Jennifer Paddock: On the men’s side, my favorite is Mektic/Pavic. This is a new partnership in 2021, but they clearly combine well. They’ve already won six titles and are seeded No. 1. They are countrymen, from Croatia. Pavic, at 6’3” is the shot maker, the risktaker, he’s going all the time. He’s a lefty. Mektic is 5’11” and is right-handed. He’s solid, steady, making a lot of balls. On the women’s side, my favorite is also my most intriguing matchup— once again 17-year-old Coco Gauff and 40-year old Venus Williams.
Hanlon Walsh: I like the Spaniard-Argentine duo of Granollers-Zeballos to upset Mektic-Pavic and take the title on the men’s side. What’s not to like about a righty-lefty duo of clay-court specialists from Spain and Argentina? For the women, I’ll go with the No. 2 seeds Barbora Krejcikova and Katerina Siniakova. They won the title here in 2018 and have started this year off strong with a runner-up finish at the Australian Open and recent winners in Madrid.
Which dark horse teams do you think could surprise people?
Craig O’Shannessy: Max Purcell and Luke Saville on the men’s side and Coco Gauff and Venus Williams on the women’s side.
Will Boucek: Alexis Guarachi and Desirae Krawczyk aren’t exactly dark horses as the No. 5 seeds, but I don’t think any unseeded teams have a realistic shot. For the men, Marcus Daniell and Philipp Oswald are a veteran team that has already made one final this year. Oswald has nine career clay titles, with only two on hard, so it’s clear he prefers the dirt.
Warren Pretorius: For the men, Herbert-Mahut could be a dark horse if they draw on the energy of the home crowd, which will get bigger as the draw progresses due to easing COVID-19 restrictions. For the women, Sharon Fichman and Giuliana Olmos are a pair to watch as they defeated both No. 1 Hsieh-Mertens and No. 4 Aoyama-Shibahara in the same week in Rome.
Van Sias: On the men’s side, I have two dark horses: Simone Bolelli and Maximo Gonzalez, and Tim Puetz and Hugo Nys, both of whom have had a solid season, but are unseeded. Among the women, Asia Muhammad and Jessica Pegula have the potential to make some waves.
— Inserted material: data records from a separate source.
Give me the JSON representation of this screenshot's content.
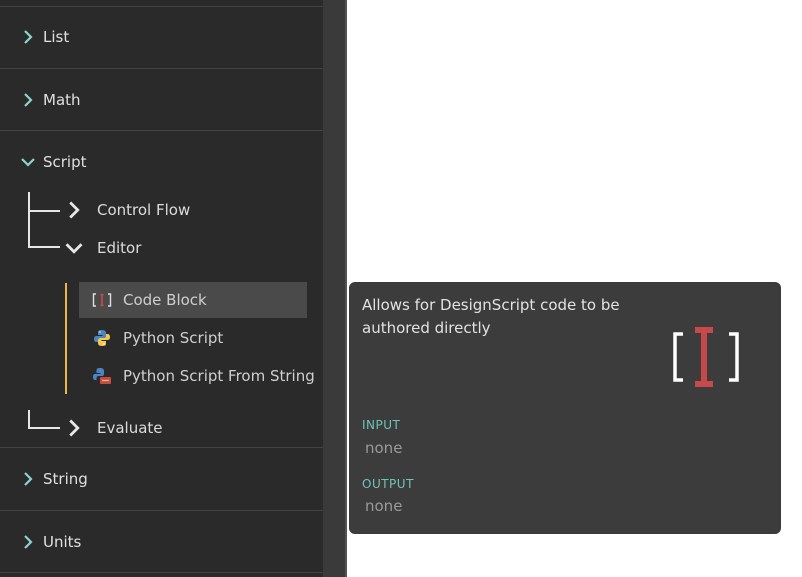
{
  "library": {
    "categories": [
      {
        "label": "List",
        "expanded": false
      },
      {
        "label": "Math",
        "expanded": false
      },
      {
        "label": "Script",
        "expanded": true
      },
      {
        "label": "String",
        "expanded": false
      },
      {
        "label": "Units",
        "expanded": false
      }
    ],
    "script_children": [
      {
        "label": "Control Flow",
        "expanded": false
      },
      {
        "label": "Editor",
        "expanded": true
      },
      {
        "label": "Evaluate",
        "expanded": false
      }
    ],
    "editor_nodes": [
      {
        "label": "Code Block",
        "icon": "code-block-icon",
        "selected": true
      },
      {
        "label": "Python Script",
        "icon": "python-icon",
        "selected": false
      },
      {
        "label": "Python Script From String",
        "icon": "python-string-icon",
        "selected": false
      }
    ]
  },
  "tooltip": {
    "description": "Allows for DesignScript code to be authored directly",
    "icon": "code-block-large-icon",
    "input_heading": "INPUT",
    "input_value": "none",
    "output_heading": "OUTPUT",
    "output_value": "none"
  },
  "colors": {
    "panel_bg": "#2a2a2a",
    "accent_teal": "#8fd3cf",
    "tree_accent": "#f0b64a",
    "code_block_red": "#c64a4a",
    "tooltip_bg": "#3c3c3c"
  }
}
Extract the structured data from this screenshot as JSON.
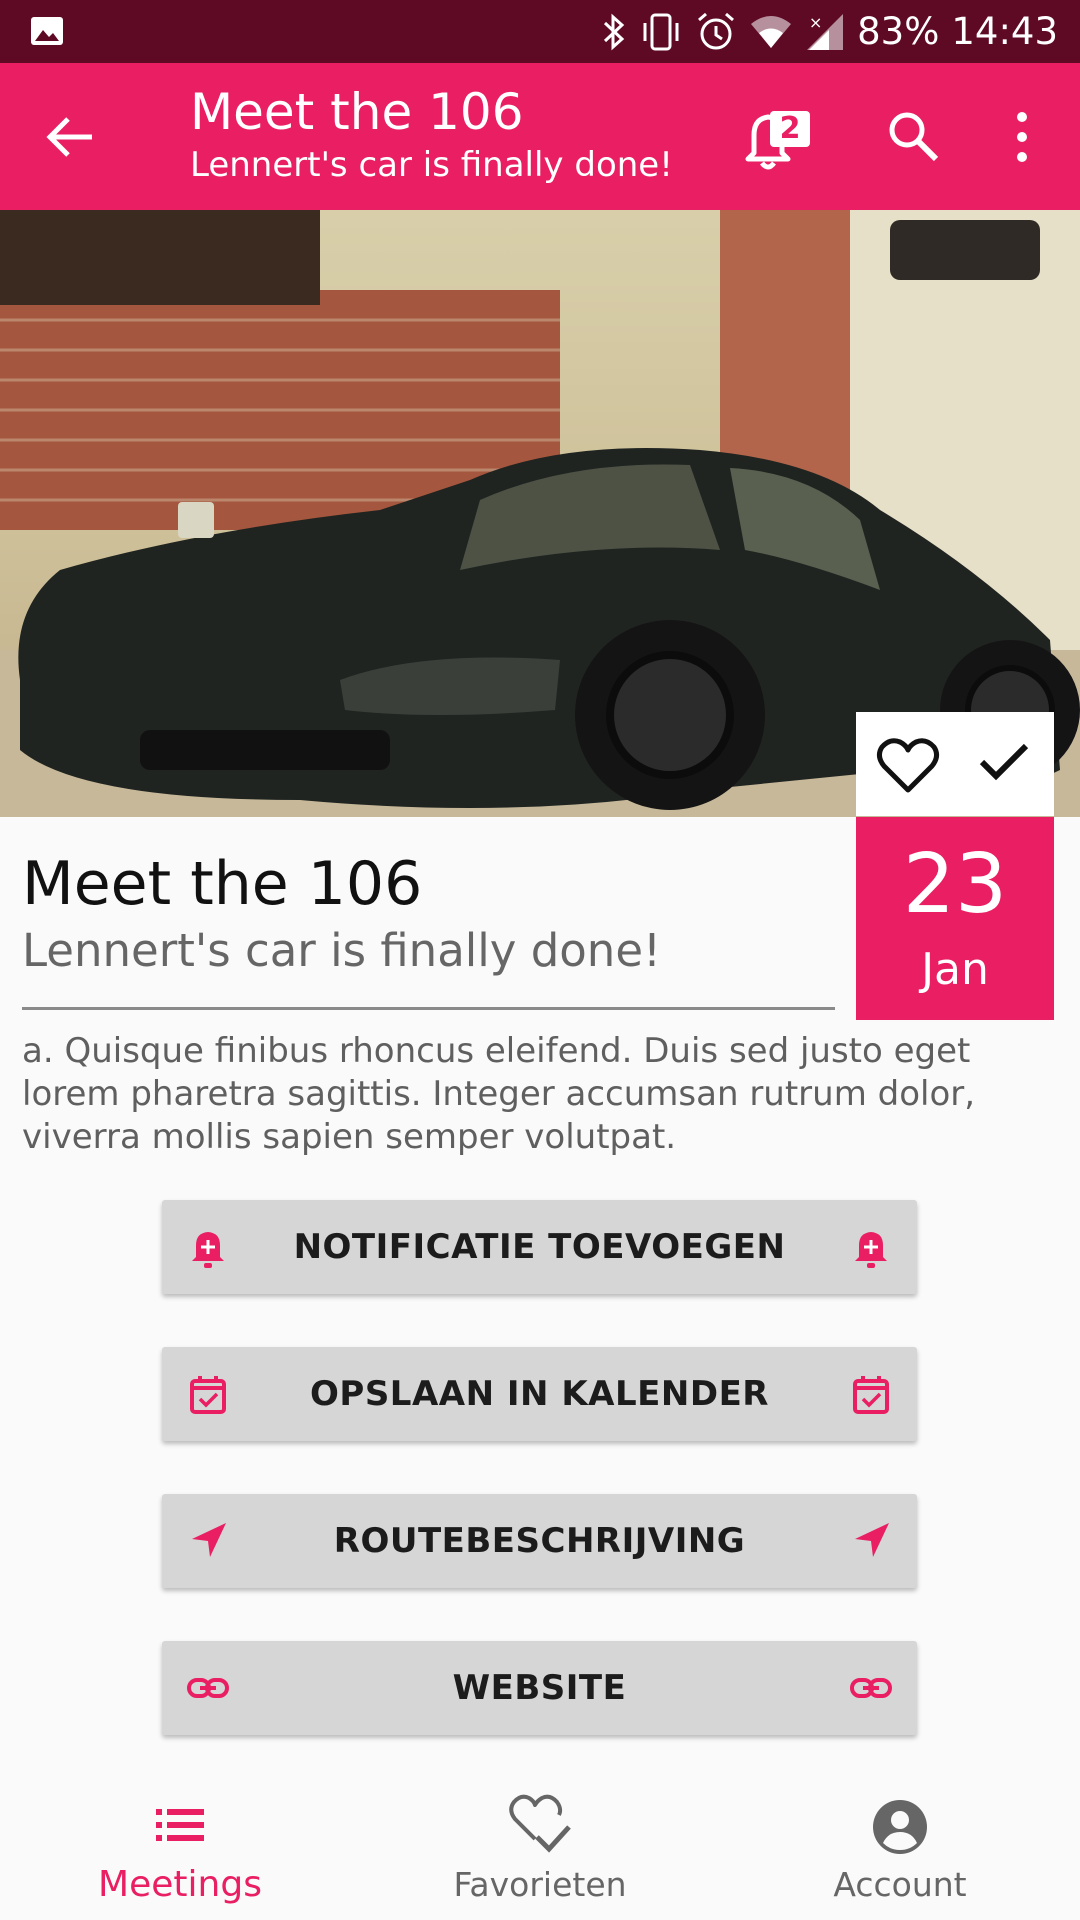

Jennifer Paddock: My dark horse is Barty/Brady. Barty is so crafty with the slice, soft hands, and Brady has that big kick serve for clay. The only problem is if they’re deep in the tournament in singles, they might withdraw. It would also depend day by day how tough their matches are. I think if they could play full-out, they would win.
Hanlon Walsh: Not exactly a dark horse, but I think No. 7 seeds Timea Babos and Vera Zvonareva could make a deep run here. Both are recent grand slam doubles champions (though with separate partners) and accomplished doubles players in their own right.
It’s harder to say in the men’s field because I think it will be more predictable with a few heavy favorites who stand out above the field. If the first few days of Roland Garros have told us anything, we’re sure to expect an action-packed doubles tournament full of surprises. Let’s just hope that the biggest storylines remain on the court.